[Dataset rows for apps and sites]
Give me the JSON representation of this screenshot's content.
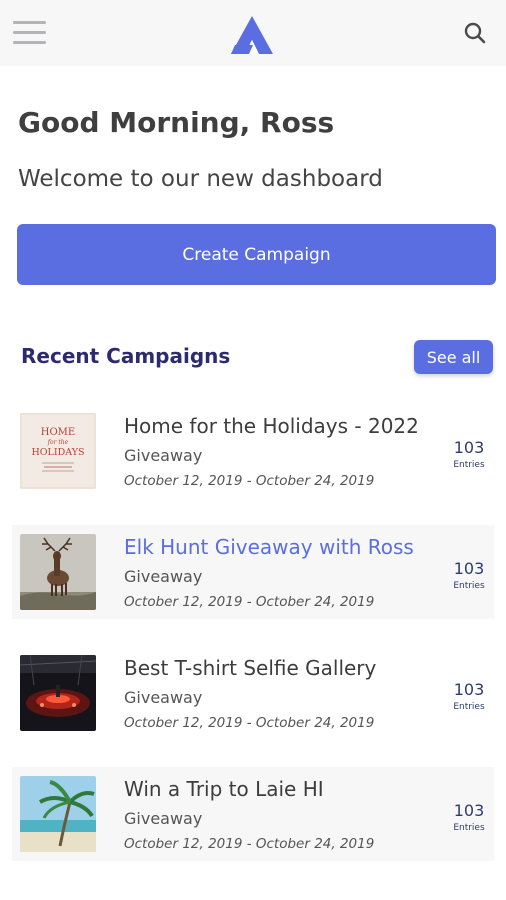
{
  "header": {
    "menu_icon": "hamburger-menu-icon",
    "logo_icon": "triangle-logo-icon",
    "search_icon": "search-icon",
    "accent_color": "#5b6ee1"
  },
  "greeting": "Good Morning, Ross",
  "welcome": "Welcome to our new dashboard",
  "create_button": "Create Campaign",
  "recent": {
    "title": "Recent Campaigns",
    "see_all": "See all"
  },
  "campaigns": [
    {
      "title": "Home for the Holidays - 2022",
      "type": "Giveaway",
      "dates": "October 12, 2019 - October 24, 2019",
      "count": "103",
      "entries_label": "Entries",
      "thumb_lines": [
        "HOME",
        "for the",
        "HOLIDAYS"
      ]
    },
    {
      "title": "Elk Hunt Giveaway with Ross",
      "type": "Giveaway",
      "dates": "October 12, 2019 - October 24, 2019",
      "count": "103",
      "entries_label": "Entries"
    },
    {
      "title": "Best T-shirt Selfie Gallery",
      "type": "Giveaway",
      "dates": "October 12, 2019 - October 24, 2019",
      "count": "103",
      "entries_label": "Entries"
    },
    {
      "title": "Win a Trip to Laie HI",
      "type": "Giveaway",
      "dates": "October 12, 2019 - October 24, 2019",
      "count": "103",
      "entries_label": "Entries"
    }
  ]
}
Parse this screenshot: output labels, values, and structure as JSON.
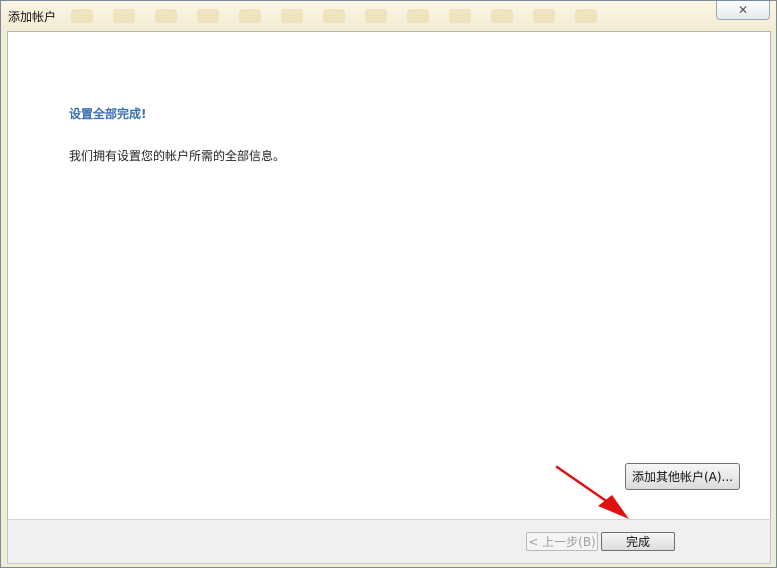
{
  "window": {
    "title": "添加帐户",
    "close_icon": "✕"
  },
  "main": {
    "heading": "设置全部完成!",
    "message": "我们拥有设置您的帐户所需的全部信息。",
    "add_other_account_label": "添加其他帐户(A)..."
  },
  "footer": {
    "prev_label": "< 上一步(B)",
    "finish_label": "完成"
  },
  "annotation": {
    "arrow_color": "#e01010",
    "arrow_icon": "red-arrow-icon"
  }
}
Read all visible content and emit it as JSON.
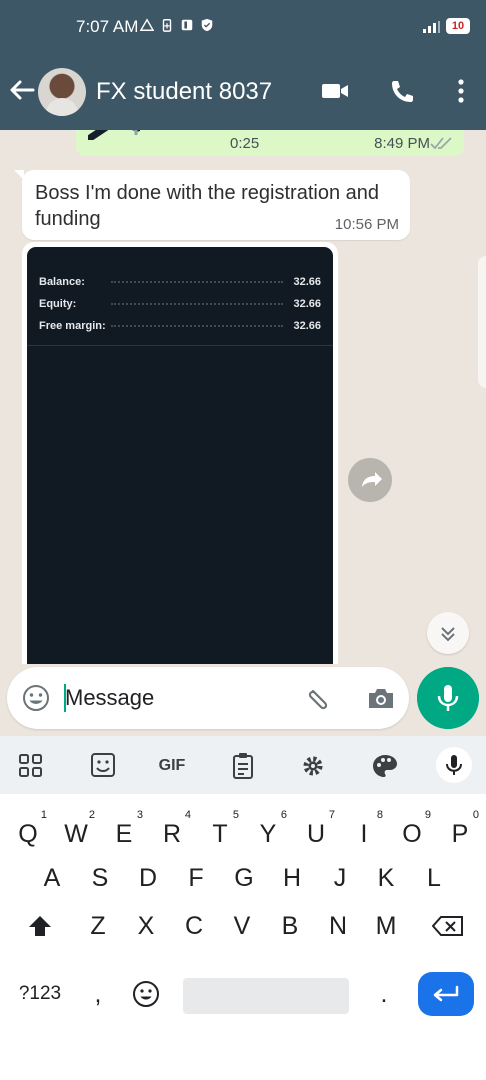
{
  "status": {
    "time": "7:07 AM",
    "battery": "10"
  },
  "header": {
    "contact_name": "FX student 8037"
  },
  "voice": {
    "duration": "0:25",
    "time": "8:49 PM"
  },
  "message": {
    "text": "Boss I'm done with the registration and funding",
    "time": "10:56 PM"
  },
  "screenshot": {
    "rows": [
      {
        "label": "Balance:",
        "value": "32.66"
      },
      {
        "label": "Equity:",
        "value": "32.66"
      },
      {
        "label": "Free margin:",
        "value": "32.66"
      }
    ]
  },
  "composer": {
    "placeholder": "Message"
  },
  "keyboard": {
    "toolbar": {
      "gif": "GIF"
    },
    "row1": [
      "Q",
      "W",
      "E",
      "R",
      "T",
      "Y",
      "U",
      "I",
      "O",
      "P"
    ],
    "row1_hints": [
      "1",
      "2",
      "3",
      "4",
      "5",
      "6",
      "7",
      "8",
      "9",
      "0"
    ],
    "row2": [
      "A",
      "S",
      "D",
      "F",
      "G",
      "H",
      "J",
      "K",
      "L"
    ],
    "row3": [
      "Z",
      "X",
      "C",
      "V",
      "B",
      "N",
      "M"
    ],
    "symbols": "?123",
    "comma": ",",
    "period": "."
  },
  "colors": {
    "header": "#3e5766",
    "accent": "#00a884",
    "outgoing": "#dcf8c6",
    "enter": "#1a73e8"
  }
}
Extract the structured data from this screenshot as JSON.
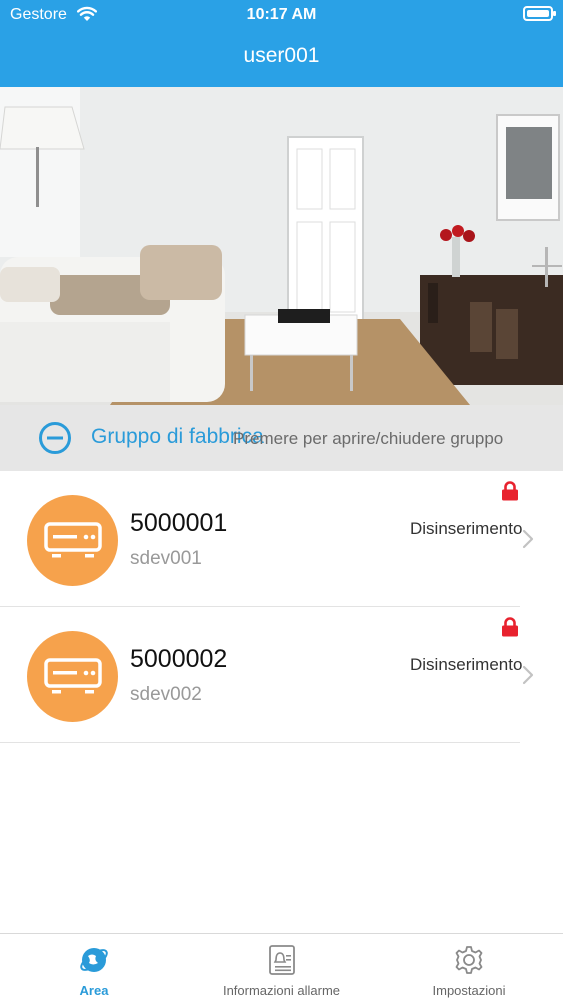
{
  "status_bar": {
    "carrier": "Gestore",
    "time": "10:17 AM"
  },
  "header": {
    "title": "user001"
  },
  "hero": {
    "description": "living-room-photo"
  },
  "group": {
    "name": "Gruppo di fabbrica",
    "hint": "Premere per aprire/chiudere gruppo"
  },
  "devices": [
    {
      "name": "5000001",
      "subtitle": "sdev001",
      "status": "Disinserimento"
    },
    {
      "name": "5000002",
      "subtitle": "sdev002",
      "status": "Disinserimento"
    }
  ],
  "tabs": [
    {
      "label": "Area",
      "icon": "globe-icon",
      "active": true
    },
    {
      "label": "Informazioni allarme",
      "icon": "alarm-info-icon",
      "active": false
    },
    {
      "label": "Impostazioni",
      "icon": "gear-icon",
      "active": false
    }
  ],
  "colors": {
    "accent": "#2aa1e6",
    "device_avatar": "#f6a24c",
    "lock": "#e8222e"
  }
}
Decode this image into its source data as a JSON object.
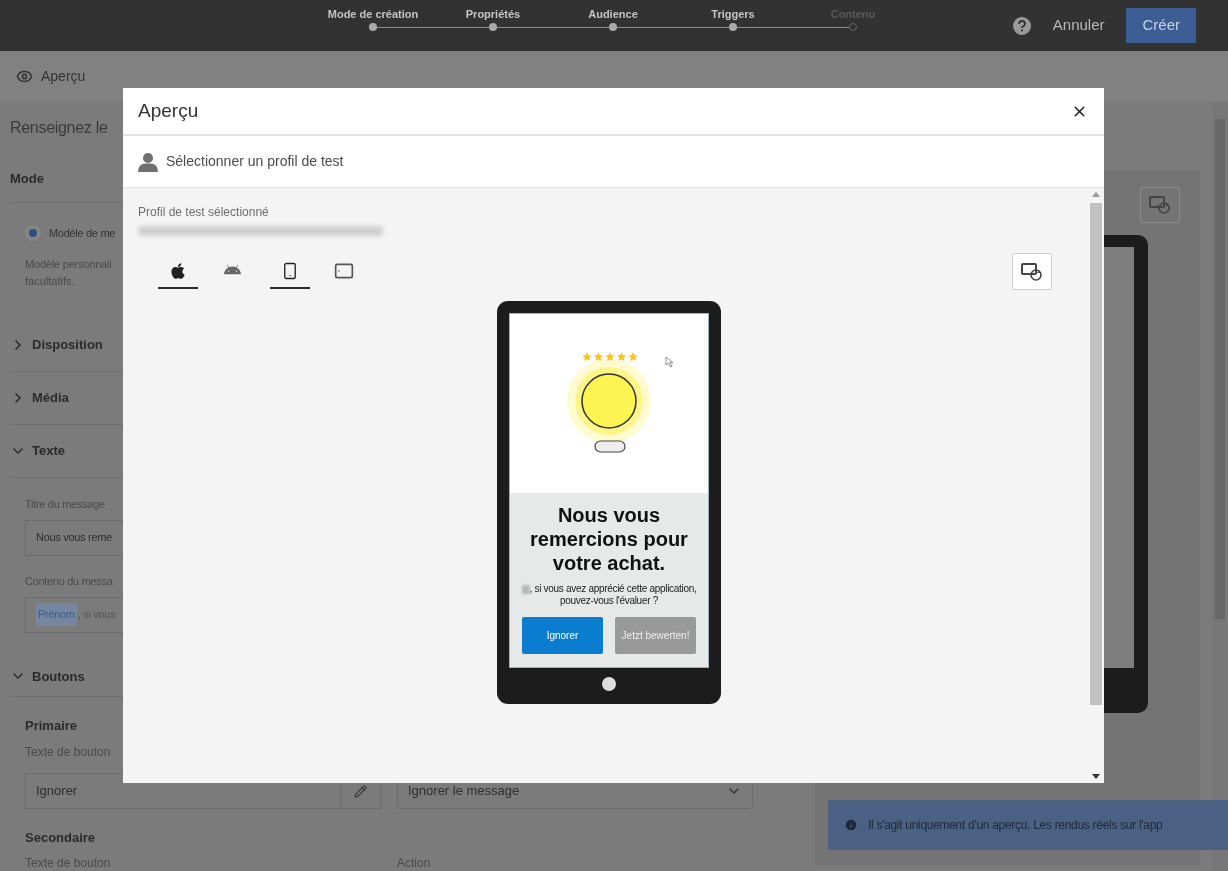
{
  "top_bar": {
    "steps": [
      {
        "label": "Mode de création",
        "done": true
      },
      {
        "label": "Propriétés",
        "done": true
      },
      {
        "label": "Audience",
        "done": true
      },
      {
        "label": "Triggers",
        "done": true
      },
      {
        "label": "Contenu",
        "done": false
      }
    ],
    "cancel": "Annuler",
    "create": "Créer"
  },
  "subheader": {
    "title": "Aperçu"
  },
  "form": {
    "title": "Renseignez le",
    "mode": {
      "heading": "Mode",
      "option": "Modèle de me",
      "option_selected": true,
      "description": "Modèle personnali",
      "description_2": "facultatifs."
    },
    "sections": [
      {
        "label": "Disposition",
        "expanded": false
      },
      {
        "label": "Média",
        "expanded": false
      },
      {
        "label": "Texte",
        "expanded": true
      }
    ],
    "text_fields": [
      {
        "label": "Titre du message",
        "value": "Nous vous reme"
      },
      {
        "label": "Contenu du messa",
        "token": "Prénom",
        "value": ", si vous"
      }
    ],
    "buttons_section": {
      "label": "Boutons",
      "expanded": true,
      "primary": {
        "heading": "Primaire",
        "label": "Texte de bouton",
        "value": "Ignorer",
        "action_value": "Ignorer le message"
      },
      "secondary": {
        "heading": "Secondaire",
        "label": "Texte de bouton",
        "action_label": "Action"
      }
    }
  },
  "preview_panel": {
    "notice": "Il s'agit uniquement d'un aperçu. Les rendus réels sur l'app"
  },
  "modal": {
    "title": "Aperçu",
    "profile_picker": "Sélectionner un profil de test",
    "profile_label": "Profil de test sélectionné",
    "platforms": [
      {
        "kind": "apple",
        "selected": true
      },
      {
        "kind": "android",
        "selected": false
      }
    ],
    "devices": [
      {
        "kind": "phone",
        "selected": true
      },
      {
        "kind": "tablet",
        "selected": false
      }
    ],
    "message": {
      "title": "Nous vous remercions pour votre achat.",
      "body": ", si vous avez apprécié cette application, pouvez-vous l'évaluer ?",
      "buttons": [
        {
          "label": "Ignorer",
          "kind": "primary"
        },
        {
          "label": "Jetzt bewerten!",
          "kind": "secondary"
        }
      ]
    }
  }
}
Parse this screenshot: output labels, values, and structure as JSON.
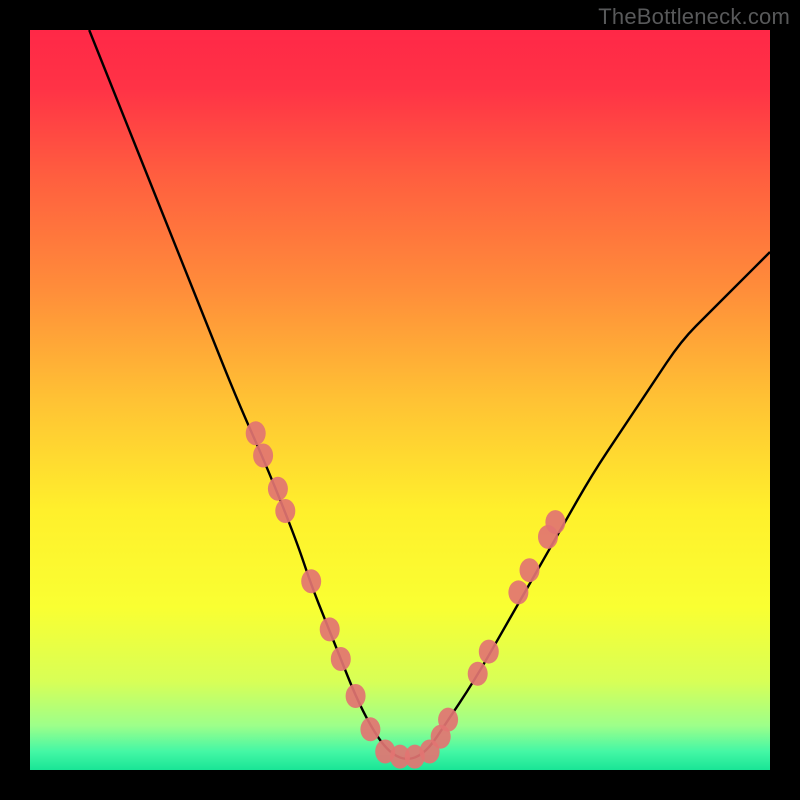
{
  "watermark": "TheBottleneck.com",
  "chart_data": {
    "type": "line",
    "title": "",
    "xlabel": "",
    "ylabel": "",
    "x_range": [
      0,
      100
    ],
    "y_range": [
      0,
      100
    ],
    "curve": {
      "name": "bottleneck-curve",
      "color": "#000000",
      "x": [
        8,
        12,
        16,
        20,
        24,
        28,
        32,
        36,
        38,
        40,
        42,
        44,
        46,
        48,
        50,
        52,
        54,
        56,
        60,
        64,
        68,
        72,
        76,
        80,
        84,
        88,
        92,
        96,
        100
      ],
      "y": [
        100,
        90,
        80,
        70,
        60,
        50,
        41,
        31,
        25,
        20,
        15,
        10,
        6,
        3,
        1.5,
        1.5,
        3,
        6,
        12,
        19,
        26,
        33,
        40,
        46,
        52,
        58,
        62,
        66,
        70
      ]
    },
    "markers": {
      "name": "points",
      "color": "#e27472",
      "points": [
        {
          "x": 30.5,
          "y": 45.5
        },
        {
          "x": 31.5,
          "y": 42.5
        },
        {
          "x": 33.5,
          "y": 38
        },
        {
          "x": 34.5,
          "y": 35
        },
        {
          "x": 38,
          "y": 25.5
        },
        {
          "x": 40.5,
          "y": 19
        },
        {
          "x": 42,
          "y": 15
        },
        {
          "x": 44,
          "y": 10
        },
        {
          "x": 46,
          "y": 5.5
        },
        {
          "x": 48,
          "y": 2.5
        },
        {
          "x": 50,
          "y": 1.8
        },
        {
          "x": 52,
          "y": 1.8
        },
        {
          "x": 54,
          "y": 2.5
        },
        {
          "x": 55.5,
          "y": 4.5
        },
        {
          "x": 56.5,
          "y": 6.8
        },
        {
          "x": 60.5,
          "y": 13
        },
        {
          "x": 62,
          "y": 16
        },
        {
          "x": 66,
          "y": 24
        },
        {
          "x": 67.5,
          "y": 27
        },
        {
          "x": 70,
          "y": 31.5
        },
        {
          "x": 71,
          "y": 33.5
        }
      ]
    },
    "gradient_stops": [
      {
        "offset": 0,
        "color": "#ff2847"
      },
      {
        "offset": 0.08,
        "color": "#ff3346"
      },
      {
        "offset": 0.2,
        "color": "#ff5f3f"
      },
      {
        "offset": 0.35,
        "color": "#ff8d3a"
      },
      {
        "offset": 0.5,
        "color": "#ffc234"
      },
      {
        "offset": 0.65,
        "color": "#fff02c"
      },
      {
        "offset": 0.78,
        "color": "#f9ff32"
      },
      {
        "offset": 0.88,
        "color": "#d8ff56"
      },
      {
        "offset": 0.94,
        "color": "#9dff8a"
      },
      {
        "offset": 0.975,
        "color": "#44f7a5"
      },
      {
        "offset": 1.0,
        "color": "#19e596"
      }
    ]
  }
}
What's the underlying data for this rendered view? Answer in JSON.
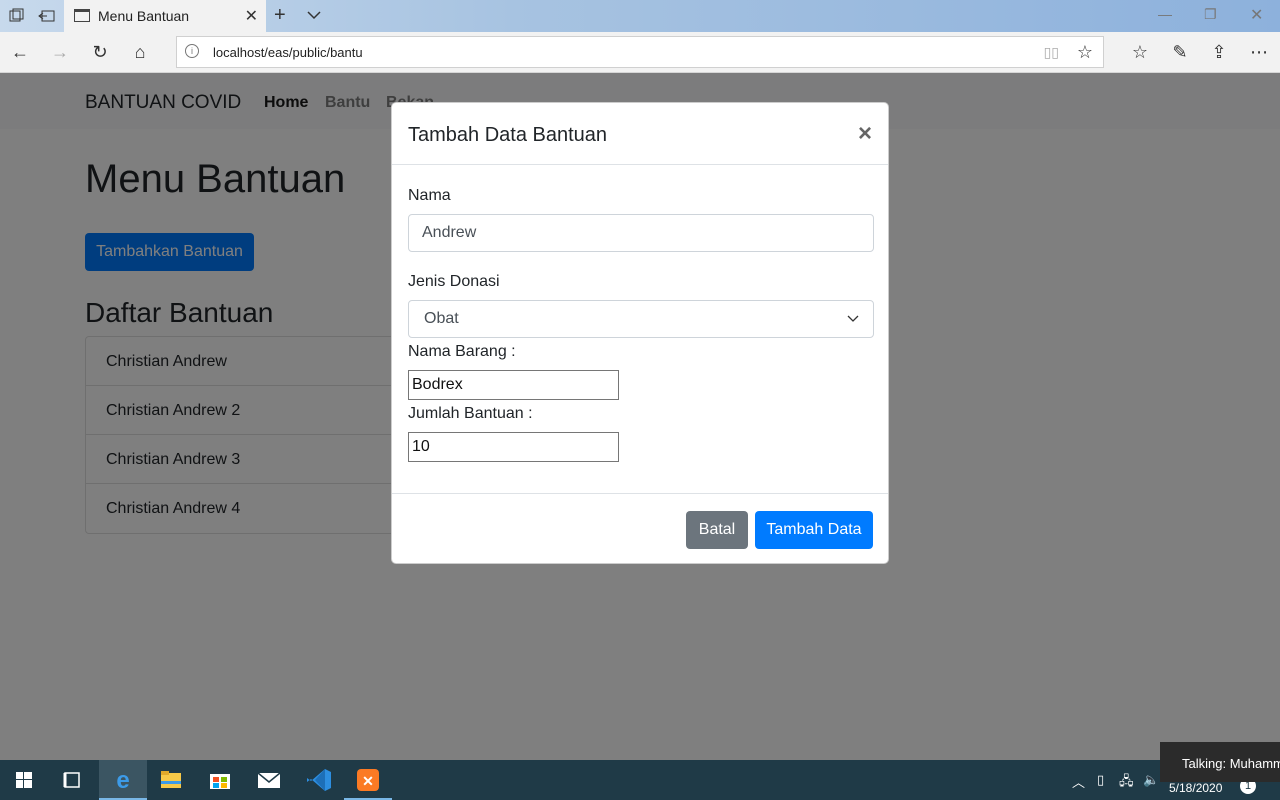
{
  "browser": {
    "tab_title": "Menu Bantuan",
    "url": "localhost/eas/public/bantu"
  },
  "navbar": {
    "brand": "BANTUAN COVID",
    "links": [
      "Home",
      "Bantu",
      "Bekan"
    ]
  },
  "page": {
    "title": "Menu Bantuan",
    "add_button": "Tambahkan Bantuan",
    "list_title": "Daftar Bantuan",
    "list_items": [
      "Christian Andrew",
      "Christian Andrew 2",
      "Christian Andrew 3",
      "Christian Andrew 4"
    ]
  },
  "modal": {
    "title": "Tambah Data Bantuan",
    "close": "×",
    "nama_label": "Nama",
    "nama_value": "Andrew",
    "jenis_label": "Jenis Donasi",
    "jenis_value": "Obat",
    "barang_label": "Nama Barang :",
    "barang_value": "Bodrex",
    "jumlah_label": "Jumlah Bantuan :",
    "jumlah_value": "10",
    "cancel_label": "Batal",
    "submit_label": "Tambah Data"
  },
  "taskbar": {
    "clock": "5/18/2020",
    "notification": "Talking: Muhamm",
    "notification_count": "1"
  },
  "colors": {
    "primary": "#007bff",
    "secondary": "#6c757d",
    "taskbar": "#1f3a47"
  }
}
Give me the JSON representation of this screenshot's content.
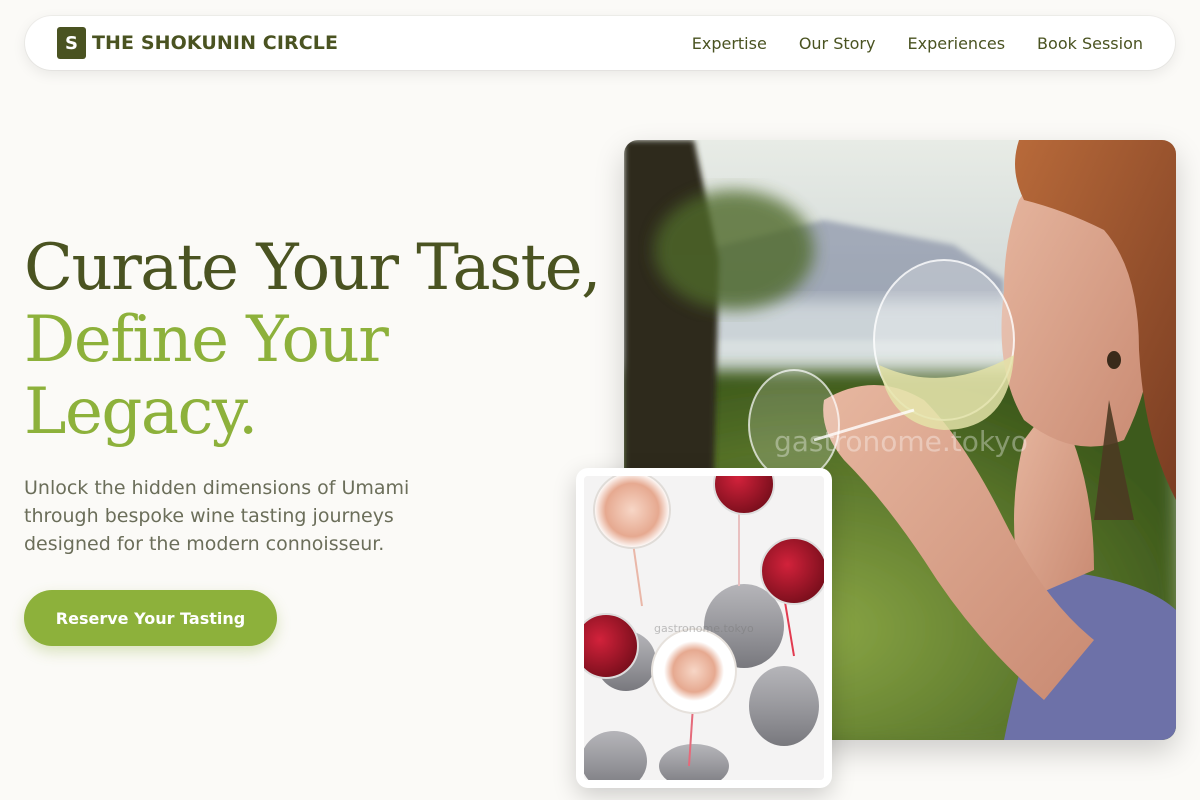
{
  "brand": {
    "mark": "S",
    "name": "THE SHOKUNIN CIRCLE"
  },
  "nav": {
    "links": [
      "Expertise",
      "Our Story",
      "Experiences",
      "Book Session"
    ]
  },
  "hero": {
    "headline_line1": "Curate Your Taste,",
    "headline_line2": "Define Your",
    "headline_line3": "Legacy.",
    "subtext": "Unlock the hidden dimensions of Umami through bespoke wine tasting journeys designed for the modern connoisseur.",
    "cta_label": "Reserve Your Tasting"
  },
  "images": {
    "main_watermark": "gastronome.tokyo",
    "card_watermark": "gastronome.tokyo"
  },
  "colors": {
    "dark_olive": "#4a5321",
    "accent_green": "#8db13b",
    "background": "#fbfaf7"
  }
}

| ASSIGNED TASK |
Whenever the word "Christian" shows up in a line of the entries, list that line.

| RESPONSE TO THIS EXERCISE |
      "Christian Andrew",
      "Christian Andrew 2",
      "Christian Andrew 3",
      "Christian Andrew 4"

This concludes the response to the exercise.